In every way but the visual it is easy to dismiss the simplifications of the series. They are the legacy of the comfortable world view that rationalized colonialism—that complacently taught African children in French possessions to remember “our ancestors, the Gauls.” They are of a piece with the creed of scouting as devised by Baden-Powell, with pen-pal clubs and ham radio and collecting stamps, which Walter Benjamin said were the visiting cards left by governments in children’s playrooms. They belong to the same branch of literature as the Rover Boys and Tom Swift and the fantasized travels of Richard Halliburton. They are predicated on nostalgia for a world in which strength rested upon ignorance, and this was so even in the ostensibly simpler times in which Hergé conceived them. Their world is the cosmos of childhood, after all, and childhood past is what all nostalgia refers to, even if wrongheaded adults insist on situating it within historical coordinates.

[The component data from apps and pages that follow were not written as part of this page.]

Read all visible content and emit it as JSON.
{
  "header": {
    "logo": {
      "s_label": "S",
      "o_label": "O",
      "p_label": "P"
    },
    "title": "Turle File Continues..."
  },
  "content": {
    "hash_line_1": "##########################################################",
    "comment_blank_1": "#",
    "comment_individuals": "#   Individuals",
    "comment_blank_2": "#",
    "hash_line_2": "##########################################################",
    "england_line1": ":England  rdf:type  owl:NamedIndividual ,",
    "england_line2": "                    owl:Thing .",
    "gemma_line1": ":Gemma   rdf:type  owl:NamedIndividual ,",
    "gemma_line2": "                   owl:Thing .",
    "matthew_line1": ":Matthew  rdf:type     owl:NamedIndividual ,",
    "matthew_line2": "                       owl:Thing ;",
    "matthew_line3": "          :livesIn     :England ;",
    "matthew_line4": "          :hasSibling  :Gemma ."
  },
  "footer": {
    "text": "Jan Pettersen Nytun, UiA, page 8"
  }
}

The visual, by today’s lights, might be diminished just as easily, you might think, considering by contrast the dark abstract tangles that represent the world in many of today’s strips, including some of the better-known superhero adventures, or noting that the heirs of the clear line, most famously Joost Swarte, have applied it to an ironically jolly delirium in which there are not only no moral certainties, but not even any definite up or down or inside or outside. But even Batman has one foot in the adult world these days, even if politicians are no closer to growing up. That the adventures of Tintin remain unsullied by maturity or experience allows them to preserve their power as a visual primer. They are an Eden of the graphic eye, in which every object—each shoe, each road, each flame and book and car and door—is in some way the first, the model that instructs the beholder on the nature of the thing and makes it possible to grow up knowing how to cut through fog and perceive essentials. What Hergé did is as serious and as endlessly applicable as geometry. Small-minded, reactionary, immature, he is not the Rembrandt or the Leonardo or the Cézanne of the comic form—he is its Euclid.
[Featured Image by Herge via Comic Art Fans]